The village will apply for an arts grant to pay for a mural on the McClure Moving and Storage building along Lincoln Street.

Trustee Elaine Sopchak has led efforts to secure permission from the company to host a large art installation that would be visible from the multi-use path.

“I thought it would be a really neat opportunity to both beautify the area and begin to introduce public art into the village, because we really don’t have any of that,” Sopchak said.

She went on to cite recent arts-based developments, like the introduction of SteAmFest and the opening of several studios, as proof people are interested in bringing more creativity into the public sphere.

“People are interested,” Sopchak said. “It would be really great to start embracing art more publicly.”

The trustees have tentatively agreed to use money from its economic development fund, raised by 1 cent on the tax rate, to cover some of the costs. And Sopchak, with the help of economic development and community relations assistant Darby Mayville, plans to write a letter of intent to the Vermont Arts Council, which annually distributes a $15,000 grant to bring art to existing or proposed infrastructure projects.

“From public bike racks and solar panels to a new bridge, the intent of the program is to renew a sense of pride for and connection to place through the development of community-centered public art that reflects the vision, values and creative spirit of Vermont communities,” the council’s grant guidelines say.

If chosen, the village can submit a full application in the spring, Sopchak said. She and Mayville have already formed a committee to help guide the project, including several art teachers from Essex schools and members of the Essex Historical Society. Noting the grant’s competitiveness, Sopchak hopes the village can pursue the mural even if it doesn’t secure the grant, but she said that will be a decision for the trustees.

Since the grant encourages public engagement, the group is trying to come up with ways to get the community involved, like possibly inviting residents to vote on several concepts. She said a lot will depend on the chosen artist; the village plans to submit a request for proposal to find a qualified muralist.

The committee has yet to decide on a theme, but Sopchak believes it may be a good opportunity to “artistically figure out a way to tell the story of how Essex is one community.”
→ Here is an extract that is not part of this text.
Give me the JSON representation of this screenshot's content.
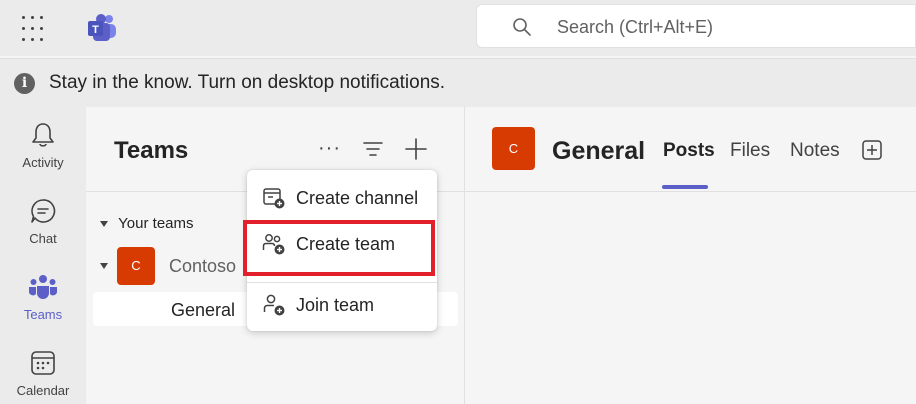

“It could be a means for us to express  our thoughts and feelings about our togetherness in a way that’s very, very different from how we’ve been doing it for the last many years,” she added.